═════ PROVIDED MATERIAL

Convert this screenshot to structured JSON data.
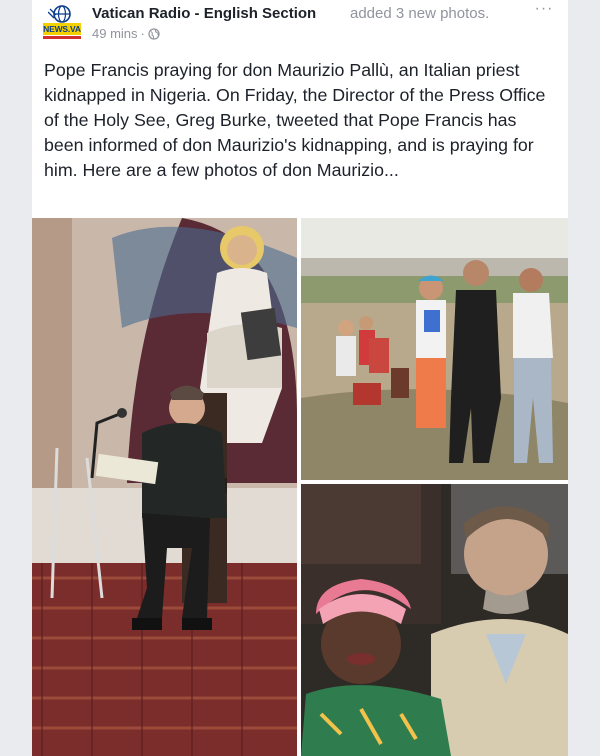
{
  "post": {
    "page_name": "Vatican Radio - English Section",
    "action": "added 3 new photos.",
    "time": "49 mins",
    "separator": "·",
    "privacy_icon": "globe-icon",
    "more_icon": "more-options-icon",
    "more_label": "···",
    "avatar": {
      "badge_text": "NEWS.VA"
    },
    "text": "Pope Francis praying for don Maurizio Pallù, an Italian priest kidnapped in Nigeria. On Friday, the Director of the Press Office of the Holy See, Greg Burke, tweeted that Pope Francis has been informed of don Maurizio's kidnapping, and is praying for him. Here are a few photos of don Maurizio..."
  },
  "photos": [
    {
      "name": "priest reading at microphone"
    },
    {
      "name": "group photo outdoors"
    },
    {
      "name": "priest with woman"
    }
  ],
  "colors": {
    "background": "#e9ebee",
    "card": "#ffffff",
    "text": "#1d2129",
    "secondary_text": "#90949c"
  }
}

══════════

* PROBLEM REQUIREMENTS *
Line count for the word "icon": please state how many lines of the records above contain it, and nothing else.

* RESULT FOR THIS EXERCISE *
2